Dataset rows describing interfaces:
——————————
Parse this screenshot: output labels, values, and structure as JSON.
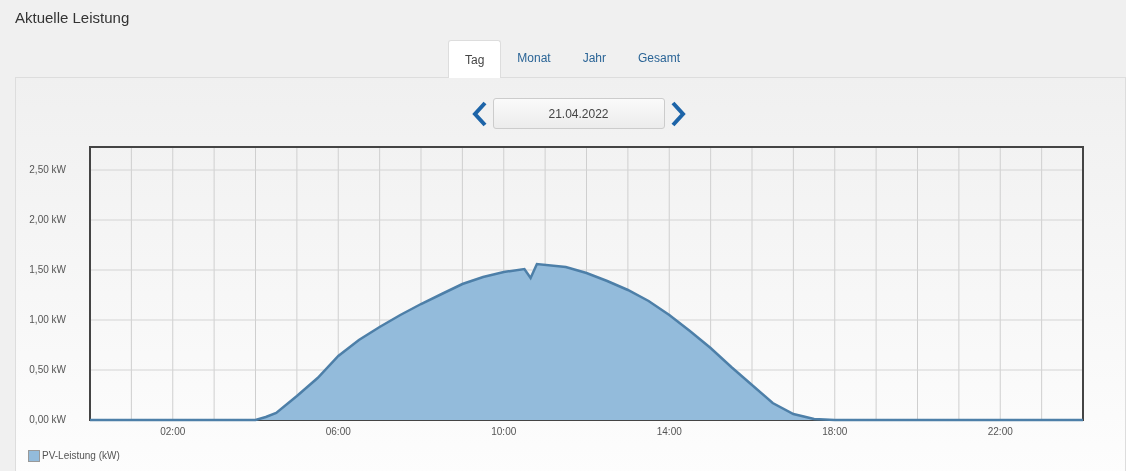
{
  "title": "Aktuelle Leistung",
  "tabs": [
    {
      "label": "Tag",
      "selected": true
    },
    {
      "label": "Monat",
      "selected": false
    },
    {
      "label": "Jahr",
      "selected": false
    },
    {
      "label": "Gesamt",
      "selected": false
    }
  ],
  "date_field": {
    "value": "21.04.2022"
  },
  "chart": {
    "chart_data": {
      "type": "area",
      "grid": true,
      "xlim": [
        0,
        24
      ],
      "ylim": [
        0,
        2.73
      ],
      "xticks": [
        {
          "value": 2,
          "label": "02:00"
        },
        {
          "value": 6,
          "label": "06:00"
        },
        {
          "value": 10,
          "label": "10:00"
        },
        {
          "value": 14,
          "label": "14:00"
        },
        {
          "value": 18,
          "label": "18:00"
        },
        {
          "value": 22,
          "label": "22:00"
        }
      ],
      "yticks": [
        {
          "value": 0,
          "label": "0,00 kW"
        },
        {
          "value": 0.5,
          "label": "0,50 kW"
        },
        {
          "value": 1,
          "label": "1,00 kW"
        },
        {
          "value": 1.5,
          "label": "1,50 kW"
        },
        {
          "value": 2,
          "label": "2,00 kW"
        },
        {
          "value": 2.5,
          "label": "2,50 kW"
        }
      ],
      "x": [
        0,
        4,
        4.25,
        4.5,
        5,
        5.5,
        6,
        6.5,
        7,
        7.5,
        8,
        8.5,
        9,
        9.5,
        10,
        10.5,
        10.65,
        10.8,
        11.5,
        12,
        12.5,
        13,
        13.5,
        14,
        14.5,
        15,
        15.5,
        16,
        16.5,
        17,
        17.5,
        18,
        24
      ],
      "series": [
        {
          "name": "PV-Leistung (kW)",
          "color": "#93bbdb",
          "values": [
            0,
            0,
            0.03,
            0.07,
            0.24,
            0.42,
            0.64,
            0.8,
            0.93,
            1.05,
            1.16,
            1.26,
            1.36,
            1.43,
            1.48,
            1.51,
            1.42,
            1.56,
            1.53,
            1.47,
            1.39,
            1.3,
            1.19,
            1.05,
            0.89,
            0.72,
            0.53,
            0.35,
            0.17,
            0.06,
            0.01,
            0,
            0
          ]
        }
      ]
    }
  }
}
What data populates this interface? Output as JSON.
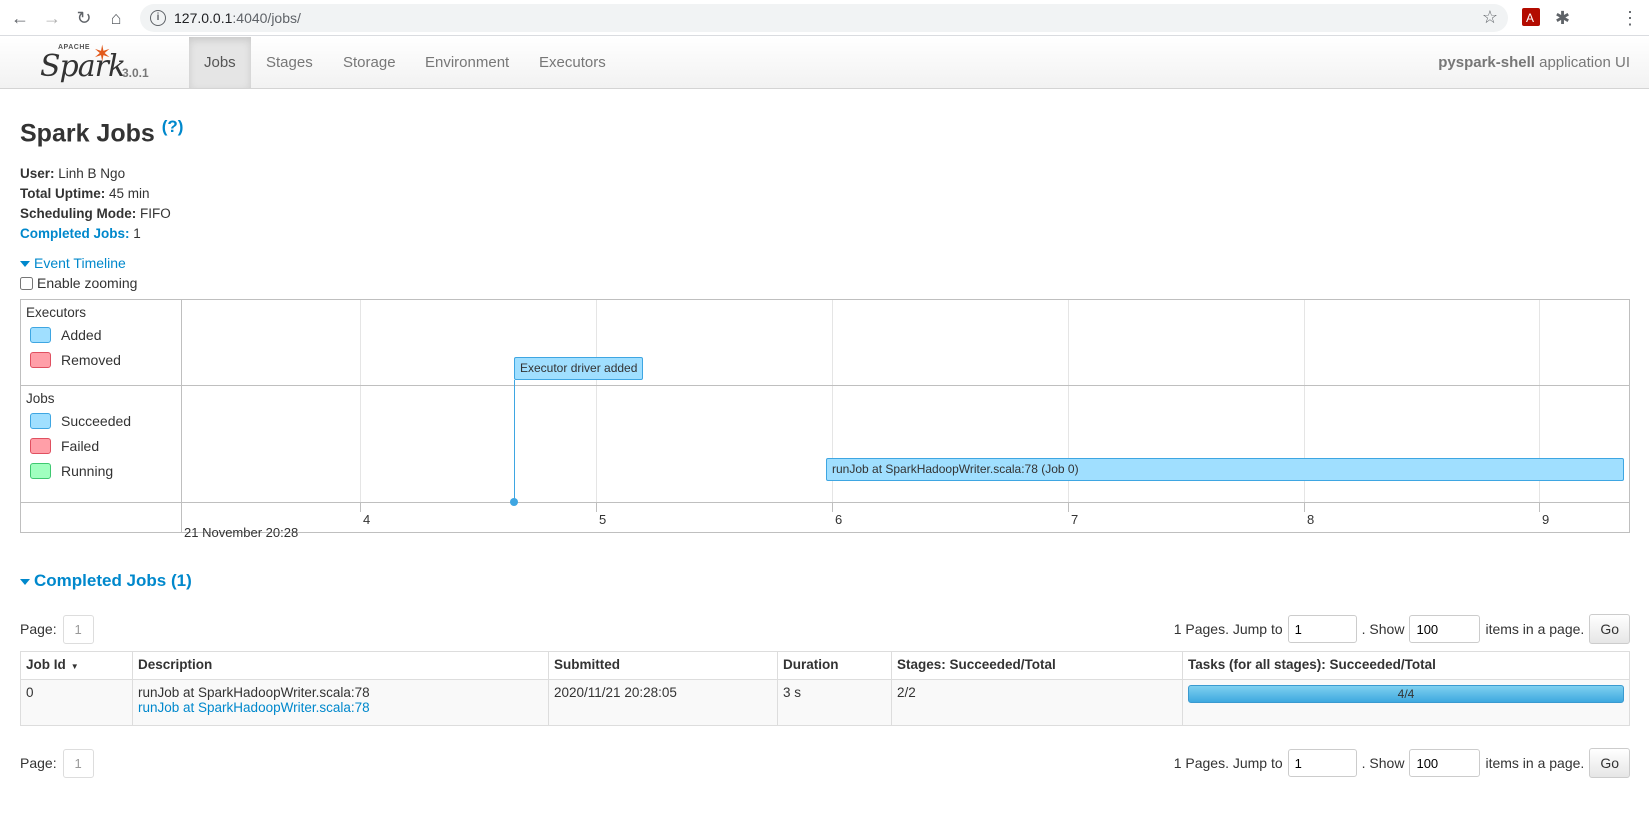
{
  "browser": {
    "url_host": "127.0.0.1",
    "url_path": ":4040/jobs/"
  },
  "navbar": {
    "logo_apache": "APACHE",
    "logo_spark": "Spark",
    "version": "3.0.1",
    "tabs": [
      {
        "label": "Jobs",
        "active": true
      },
      {
        "label": "Stages"
      },
      {
        "label": "Storage"
      },
      {
        "label": "Environment"
      },
      {
        "label": "Executors"
      }
    ],
    "app_name": "pyspark-shell",
    "app_suffix": "application UI"
  },
  "page": {
    "title": "Spark Jobs",
    "help": "(?)",
    "user_label": "User:",
    "user": "Linh B Ngo",
    "uptime_label": "Total Uptime:",
    "uptime": "45 min",
    "scheduling_label": "Scheduling Mode:",
    "scheduling": "FIFO",
    "completed_label": "Completed Jobs:",
    "completed": "1"
  },
  "timeline": {
    "toggle_label": "Event Timeline",
    "zoom_label": "Enable zooming",
    "executors_title": "Executors",
    "executors_legend": [
      "Added",
      "Removed"
    ],
    "jobs_title": "Jobs",
    "jobs_legend": [
      "Succeeded",
      "Failed",
      "Running"
    ],
    "ticks": [
      "4",
      "5",
      "6",
      "7",
      "8",
      "9"
    ],
    "date_label": "21 November 20:28",
    "executor_event": "Executor driver added",
    "job_event": "runJob at SparkHadoopWriter.scala:78 (Job 0)",
    "colors": {
      "added": "#a0dfff",
      "removed": "#ff9fa8",
      "running": "#a0ffbf"
    }
  },
  "completed_section": {
    "title": "Completed Jobs (1)"
  },
  "pager": {
    "page_label": "Page:",
    "page_value": "1",
    "pages_text": "1 Pages. Jump to",
    "jump_value": "1",
    "show_text": ". Show",
    "show_value": "100",
    "items_text": "items in a page.",
    "go_label": "Go"
  },
  "jobs_table": {
    "headers": [
      "Job Id",
      "Description",
      "Submitted",
      "Duration",
      "Stages: Succeeded/Total",
      "Tasks (for all stages): Succeeded/Total"
    ],
    "rows": [
      {
        "job_id": "0",
        "description": "runJob at SparkHadoopWriter.scala:78",
        "description_link": "runJob at SparkHadoopWriter.scala:78",
        "submitted": "2020/11/21 20:28:05",
        "duration": "3 s",
        "stages": "2/2",
        "tasks": "4/4",
        "tasks_progress": 1.0
      }
    ]
  }
}
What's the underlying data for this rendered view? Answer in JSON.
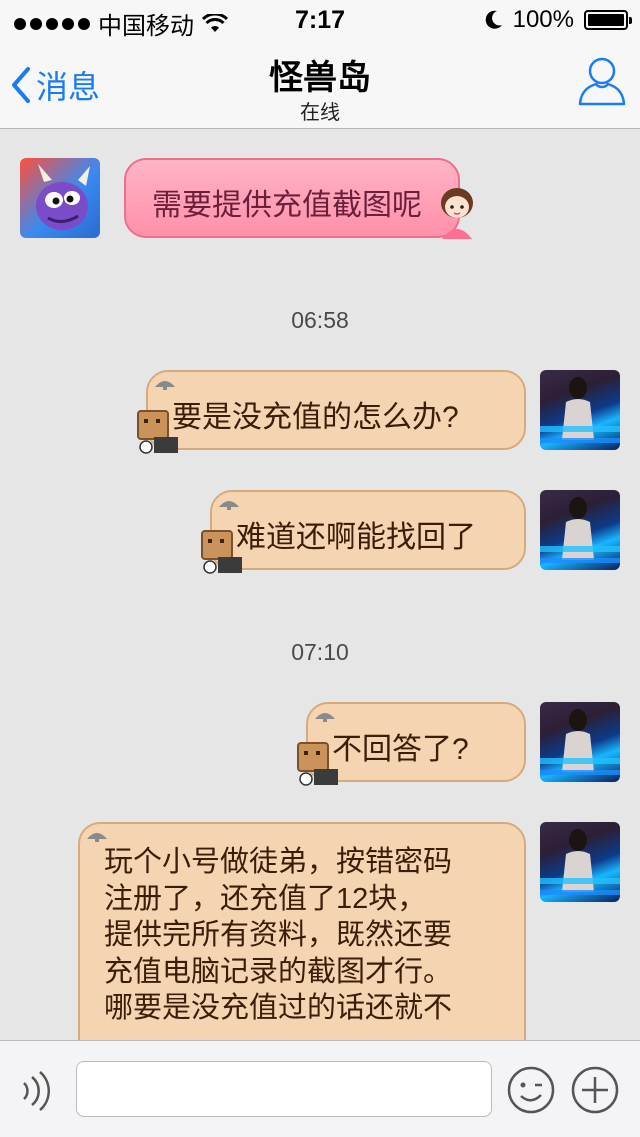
{
  "status_bar": {
    "carrier": "中国移动",
    "time": "7:17",
    "battery": "100%"
  },
  "nav": {
    "back_label": "消息",
    "title": "怪兽岛",
    "subtitle": "在线"
  },
  "messages": [
    {
      "side": "in",
      "text": "需要提供充值截图呢"
    },
    {
      "side": "out",
      "text": "要是没充值的怎么办?"
    },
    {
      "side": "out",
      "text": "难道还啊能找回了"
    },
    {
      "side": "out",
      "text": "不回答了?"
    },
    {
      "side": "out",
      "lines": [
        "玩个小号做徒弟，按错密码",
        "注册了，还充值了12块，",
        "提供完所有资料，既然还要",
        "充值电脑记录的截图才行。",
        "哪要是没充值过的话还就不"
      ]
    }
  ],
  "timestamps": [
    "06:58",
    "07:10"
  ],
  "input": {
    "placeholder": ""
  },
  "colors": {
    "accent": "#1a7cf5",
    "incoming_bubble": "#ff9fb5",
    "outgoing_bubble": "#f5d4b2"
  },
  "icons": {
    "back": "chevron-left-icon",
    "contact": "person-icon",
    "voice": "voice-icon",
    "emoji": "smiley-icon",
    "plus": "plus-icon"
  }
}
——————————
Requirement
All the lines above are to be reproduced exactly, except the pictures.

Expected answer
Parse this screenshot: output labels, values, and structure as JSON.
{
  "title": "Aktuelle Leistung",
  "tabs": [
    {
      "label": "Tag",
      "selected": true
    },
    {
      "label": "Monat",
      "selected": false
    },
    {
      "label": "Jahr",
      "selected": false
    },
    {
      "label": "Gesamt",
      "selected": false
    }
  ],
  "date_field": {
    "value": "21.04.2022"
  },
  "chart": {
    "chart_data": {
      "type": "area",
      "grid": true,
      "xlim": [
        0,
        24
      ],
      "ylim": [
        0,
        2.73
      ],
      "xticks": [
        {
          "value": 2,
          "label": "02:00"
        },
        {
          "value": 6,
          "label": "06:00"
        },
        {
          "value": 10,
          "label": "10:00"
        },
        {
          "value": 14,
          "label": "14:00"
        },
        {
          "value": 18,
          "label": "18:00"
        },
        {
          "value": 22,
          "label": "22:00"
        }
      ],
      "yticks": [
        {
          "value": 0,
          "label": "0,00 kW"
        },
        {
          "value": 0.5,
          "label": "0,50 kW"
        },
        {
          "value": 1,
          "label": "1,00 kW"
        },
        {
          "value": 1.5,
          "label": "1,50 kW"
        },
        {
          "value": 2,
          "label": "2,00 kW"
        },
        {
          "value": 2.5,
          "label": "2,50 kW"
        }
      ],
      "x": [
        0,
        4,
        4.25,
        4.5,
        5,
        5.5,
        6,
        6.5,
        7,
        7.5,
        8,
        8.5,
        9,
        9.5,
        10,
        10.5,
        10.65,
        10.8,
        11.5,
        12,
        12.5,
        13,
        13.5,
        14,
        14.5,
        15,
        15.5,
        16,
        16.5,
        17,
        17.5,
        18,
        24
      ],
      "series": [
        {
          "name": "PV-Leistung (kW)",
          "color": "#93bbdb",
          "values": [
            0,
            0,
            0.03,
            0.07,
            0.24,
            0.42,
            0.64,
            0.8,
            0.93,
            1.05,
            1.16,
            1.26,
            1.36,
            1.43,
            1.48,
            1.51,
            1.42,
            1.56,
            1.53,
            1.47,
            1.39,
            1.3,
            1.19,
            1.05,
            0.89,
            0.72,
            0.53,
            0.35,
            0.17,
            0.06,
            0.01,
            0,
            0
          ]
        }
      ]
    }
  }
}
What data populates this interface? Output as JSON.
{
  "browser": {
    "url_host": "127.0.0.1",
    "url_path": ":4040/jobs/"
  },
  "navbar": {
    "logo_apache": "APACHE",
    "logo_spark": "Spark",
    "version": "3.0.1",
    "tabs": [
      {
        "label": "Jobs",
        "active": true
      },
      {
        "label": "Stages"
      },
      {
        "label": "Storage"
      },
      {
        "label": "Environment"
      },
      {
        "label": "Executors"
      }
    ],
    "app_name": "pyspark-shell",
    "app_suffix": "application UI"
  },
  "page": {
    "title": "Spark Jobs",
    "help": "(?)",
    "user_label": "User:",
    "user": "Linh B Ngo",
    "uptime_label": "Total Uptime:",
    "uptime": "45 min",
    "scheduling_label": "Scheduling Mode:",
    "scheduling": "FIFO",
    "completed_label": "Completed Jobs:",
    "completed": "1"
  },
  "timeline": {
    "toggle_label": "Event Timeline",
    "zoom_label": "Enable zooming",
    "executors_title": "Executors",
    "executors_legend": [
      "Added",
      "Removed"
    ],
    "jobs_title": "Jobs",
    "jobs_legend": [
      "Succeeded",
      "Failed",
      "Running"
    ],
    "ticks": [
      "4",
      "5",
      "6",
      "7",
      "8",
      "9"
    ],
    "date_label": "21 November 20:28",
    "executor_event": "Executor driver added",
    "job_event": "runJob at SparkHadoopWriter.scala:78 (Job 0)",
    "colors": {
      "added": "#a0dfff",
      "removed": "#ff9fa8",
      "running": "#a0ffbf"
    }
  },
  "completed_section": {
    "title": "Completed Jobs (1)"
  },
  "pager": {
    "page_label": "Page:",
    "page_value": "1",
    "pages_text": "1 Pages. Jump to",
    "jump_value": "1",
    "show_text": ". Show",
    "show_value": "100",
    "items_text": "items in a page.",
    "go_label": "Go"
  },
  "jobs_table": {
    "headers": [
      "Job Id",
      "Description",
      "Submitted",
      "Duration",
      "Stages: Succeeded/Total",
      "Tasks (for all stages): Succeeded/Total"
    ],
    "rows": [
      {
        "job_id": "0",
        "description": "runJob at SparkHadoopWriter.scala:78",
        "description_link": "runJob at SparkHadoopWriter.scala:78",
        "submitted": "2020/11/21 20:28:05",
        "duration": "3 s",
        "stages": "2/2",
        "tasks": "4/4",
        "tasks_progress": 1.0
      }
    ]
  }
}
What's the underlying data for this rendered view? Answer in JSON.
{
  "status_bar": {
    "carrier": "中国移动",
    "time": "7:17",
    "battery": "100%"
  },
  "nav": {
    "back_label": "消息",
    "title": "怪兽岛",
    "subtitle": "在线"
  },
  "messages": [
    {
      "side": "in",
      "text": "需要提供充值截图呢"
    },
    {
      "side": "out",
      "text": "要是没充值的怎么办?"
    },
    {
      "side": "out",
      "text": "难道还啊能找回了"
    },
    {
      "side": "out",
      "text": "不回答了?"
    },
    {
      "side": "out",
      "lines": [
        "玩个小号做徒弟，按错密码",
        "注册了，还充值了12块，",
        "提供完所有资料，既然还要",
        "充值电脑记录的截图才行。",
        "哪要是没充值过的话还就不"
      ]
    }
  ],
  "timestamps": [
    "06:58",
    "07:10"
  ],
  "input": {
    "placeholder": ""
  },
  "colors": {
    "accent": "#1a7cf5",
    "incoming_bubble": "#ff9fb5",
    "outgoing_bubble": "#f5d4b2"
  },
  "icons": {
    "back": "chevron-left-icon",
    "contact": "person-icon",
    "voice": "voice-icon",
    "emoji": "smiley-icon",
    "plus": "plus-icon"
  }
}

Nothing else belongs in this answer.